Many experts consider depression to be one of the biggest public health concerns of the 21st century. According to the World Health Organization, depression, which is characterized by a persistent state of pessimism and inactivity, is the leading cause of disability worldwide and a significant contributor to disease. Moreover, it is on the increase. An estimated 350 million people suffer from depression globally, and that number isn’t shrinking.
Though the roots of depression are often complex and, in some cases, derived from external circumstances (for example, many of us are unhappy with the state of the world and our inability to change it as individuals), deficiencies in certain mood-regulating nutrients are also significant contributors to depression. Simply taking one or more of the following natural supplements, for instance, can help treat the low moods that have plagued our lives for years.
Thanks to ongoing soil erosion, the essential macromineral magnesium, which was once abundant in most of our whole foods, is now seriously lacking in the Western diet.
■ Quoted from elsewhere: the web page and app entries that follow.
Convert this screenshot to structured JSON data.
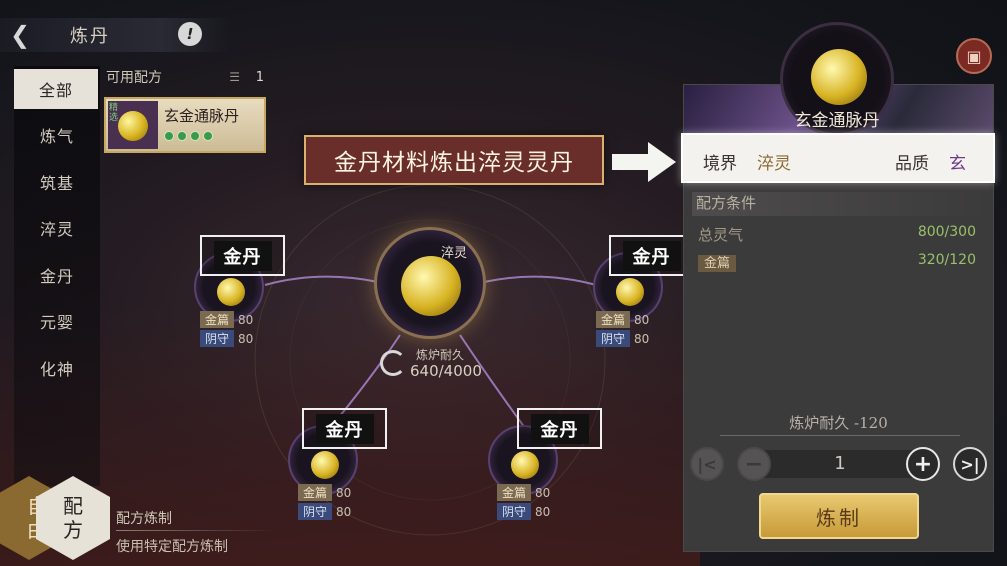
{
  "header": {
    "title": "炼丹",
    "back_icon": "back-arrow-icon",
    "info_icon": "info-icon"
  },
  "sidebar": {
    "items": [
      {
        "label": "全部",
        "active": true
      },
      {
        "label": "炼气"
      },
      {
        "label": "筑基"
      },
      {
        "label": "淬灵"
      },
      {
        "label": "金丹"
      },
      {
        "label": "元婴"
      },
      {
        "label": "化神"
      }
    ]
  },
  "recipes": {
    "header_label": "可用配方",
    "count": "1",
    "items": [
      {
        "name": "玄金通脉丹",
        "tag": "精选",
        "dots": 4
      }
    ]
  },
  "callout": {
    "text": "金丹材料炼出淬灵灵丹"
  },
  "furnace": {
    "main_label": "淬灵",
    "durability_label": "炼炉耐久",
    "durability_value": "640/4000",
    "slots": [
      {
        "label": "金丹",
        "stat1_key": "金篇",
        "stat1_val": "80",
        "stat2_key": "阴守",
        "stat2_val": "80"
      },
      {
        "label": "金丹",
        "stat1_key": "金篇",
        "stat1_val": "80",
        "stat2_key": "阴守",
        "stat2_val": "80"
      },
      {
        "label": "金丹",
        "stat1_key": "金篇",
        "stat1_val": "80",
        "stat2_key": "阴守",
        "stat2_val": "80"
      },
      {
        "label": "金丹",
        "stat1_key": "金篇",
        "stat1_val": "80",
        "stat2_key": "阴守",
        "stat2_val": "80"
      }
    ]
  },
  "mode": {
    "free_label": "自由",
    "recipe_label": "配方",
    "title": "配方炼制",
    "subtitle": "使用特定配方炼制"
  },
  "detail": {
    "name": "玄金通脉丹",
    "realm_label": "境界",
    "realm_value": "淬灵",
    "quality_label": "品质",
    "quality_value": "玄",
    "conditions_title": "配方条件",
    "conditions": [
      {
        "key": "总灵气",
        "value": "800/300"
      },
      {
        "key": "金篇",
        "value": "320/120"
      }
    ],
    "furnace_cost": "炼炉耐久 -120",
    "quantity": "1",
    "craft_label": "炼制"
  },
  "colors": {
    "accent_gold": "#d8b424",
    "realm_value": "#8a6a30",
    "quality_value": "#6a3a8a",
    "condition_ok": "#9ac06a"
  }
}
In fact, the American Chiropractic Society estimates that 68 to 80 percent of the American population suffers from a magnesium deficiency, which has been linked to depression.
For example, a new study published in the Journal of the American Board of Family Medicine in March 2015 showed that there is a “significant association between very low magnesium intake and depression, especially in younger adults.” Additionally, a review published in Pharmacological Reports in 2013 concluded that “magnesium preparations seem to be a valuable addition to the pharmacological armamentarium for management of depression.”
The most bio-available forms of magnesium on the market today (and thus the most effective for treating depression) are magnesium citrate, taurate, malate, glycinate, threonate, chloride, and carbonate.
Omega-3 Fatty Acids
Numerous studies show that EPA, DHA, and ALA (the three essential chemicals that comprise the omega-3 fatty acid group) have considerable mood-boosting properties. A review featured in CNS Neuroscience & Therapeutics, for instance, compiled three studies proving that omega-3 fatty acid supplements were more effective than placebos at treating depression in both children and adults. These results shouldn’t be too surprising considering that our brain tissues (including our brain cell membranes) are actually made from omega-3 fatty acids.
Since our bodies cannot make omega-3 fatty acids themselves, we need to obtain them from whole foods and supplements. Undoubtedly the world’s best source of omega-3 fatty acids, and thus one of the best natural remedies for depression, is fish oil. Purified triglyceride forms of fish oil tend to be cleaner and better-absorbed than the standard ethyl ester forms.
S-adenosylmethionine, or SAMe, is a chemical present in every cell in our bodies. Through a complex series of metabolic reactions, it is converted into the mood-regulating chemicals serotonin, dopamine, and norepinephrine, which maintain cognitive function. Consequently, depression is often the first sign of a SAMe deficiency. In fact, studies have shown that individuals diagnosed with clinical depression often contain unusually low levels of SAMe in their brains.
Therapeutic doses of SAMe range from 400 to 1,300 milligrams per day. For optimum results, take SAMe in conjunction with a B vitamin complex, since certain B vitamins (especially B6, B12, and folic acid) can prevent SAMe from converting into homocysteine, an amino acid implicated in atherosclerosis and other cardiovascular issues.